=== Extracted data ===
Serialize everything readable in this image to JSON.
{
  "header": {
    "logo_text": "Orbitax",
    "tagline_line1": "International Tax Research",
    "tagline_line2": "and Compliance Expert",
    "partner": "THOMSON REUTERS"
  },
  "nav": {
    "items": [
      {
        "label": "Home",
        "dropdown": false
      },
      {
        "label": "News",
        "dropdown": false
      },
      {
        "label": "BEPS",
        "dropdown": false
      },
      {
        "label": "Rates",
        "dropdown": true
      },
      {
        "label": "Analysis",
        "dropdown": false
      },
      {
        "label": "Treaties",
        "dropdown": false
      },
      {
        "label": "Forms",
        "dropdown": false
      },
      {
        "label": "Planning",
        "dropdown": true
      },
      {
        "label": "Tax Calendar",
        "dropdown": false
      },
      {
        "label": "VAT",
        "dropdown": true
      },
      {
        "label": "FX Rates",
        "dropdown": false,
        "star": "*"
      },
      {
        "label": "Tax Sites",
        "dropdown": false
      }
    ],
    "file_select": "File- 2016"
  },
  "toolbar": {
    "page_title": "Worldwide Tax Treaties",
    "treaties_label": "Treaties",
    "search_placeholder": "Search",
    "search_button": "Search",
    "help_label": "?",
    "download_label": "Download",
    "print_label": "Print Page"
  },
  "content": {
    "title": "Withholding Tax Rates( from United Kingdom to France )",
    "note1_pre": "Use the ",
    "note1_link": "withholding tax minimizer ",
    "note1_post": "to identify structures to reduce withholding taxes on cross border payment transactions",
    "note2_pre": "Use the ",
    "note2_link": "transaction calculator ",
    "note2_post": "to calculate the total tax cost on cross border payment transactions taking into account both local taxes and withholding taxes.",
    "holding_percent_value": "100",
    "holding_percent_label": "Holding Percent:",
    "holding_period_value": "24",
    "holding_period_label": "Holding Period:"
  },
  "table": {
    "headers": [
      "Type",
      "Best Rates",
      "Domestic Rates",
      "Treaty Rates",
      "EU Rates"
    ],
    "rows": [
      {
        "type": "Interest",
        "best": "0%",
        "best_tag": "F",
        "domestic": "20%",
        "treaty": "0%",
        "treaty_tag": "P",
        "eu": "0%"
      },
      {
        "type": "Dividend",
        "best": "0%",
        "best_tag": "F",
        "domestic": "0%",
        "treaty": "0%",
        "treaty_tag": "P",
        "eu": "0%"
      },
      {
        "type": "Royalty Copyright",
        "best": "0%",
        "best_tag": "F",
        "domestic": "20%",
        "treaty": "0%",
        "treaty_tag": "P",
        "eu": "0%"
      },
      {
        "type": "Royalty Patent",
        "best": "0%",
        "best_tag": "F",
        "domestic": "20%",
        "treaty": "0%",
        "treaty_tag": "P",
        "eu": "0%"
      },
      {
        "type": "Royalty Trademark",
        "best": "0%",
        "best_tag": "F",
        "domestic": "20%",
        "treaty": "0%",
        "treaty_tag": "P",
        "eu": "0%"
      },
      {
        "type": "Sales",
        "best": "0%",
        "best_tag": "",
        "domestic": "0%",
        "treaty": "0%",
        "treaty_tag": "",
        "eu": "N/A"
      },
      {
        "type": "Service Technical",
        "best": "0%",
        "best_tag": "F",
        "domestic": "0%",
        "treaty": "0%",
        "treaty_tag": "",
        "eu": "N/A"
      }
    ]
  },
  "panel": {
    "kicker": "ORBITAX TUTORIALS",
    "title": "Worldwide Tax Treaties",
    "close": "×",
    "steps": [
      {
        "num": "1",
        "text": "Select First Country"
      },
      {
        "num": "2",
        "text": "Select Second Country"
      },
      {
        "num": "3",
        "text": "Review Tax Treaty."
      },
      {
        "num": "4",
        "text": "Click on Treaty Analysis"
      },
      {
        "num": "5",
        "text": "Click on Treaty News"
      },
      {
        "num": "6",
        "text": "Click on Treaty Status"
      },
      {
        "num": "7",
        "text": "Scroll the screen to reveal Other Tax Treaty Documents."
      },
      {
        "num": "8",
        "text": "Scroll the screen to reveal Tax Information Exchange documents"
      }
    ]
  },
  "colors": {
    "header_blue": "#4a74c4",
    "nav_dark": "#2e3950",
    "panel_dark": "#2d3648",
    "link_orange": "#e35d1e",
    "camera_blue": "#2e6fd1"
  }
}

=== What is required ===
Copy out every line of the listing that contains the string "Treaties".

=== Task solution ===
        "label": "Treaties",
    "page_title": "Worldwide Tax Treaties",
    "treaties_label": "Treaties",
    "title": "Worldwide Tax Treaties",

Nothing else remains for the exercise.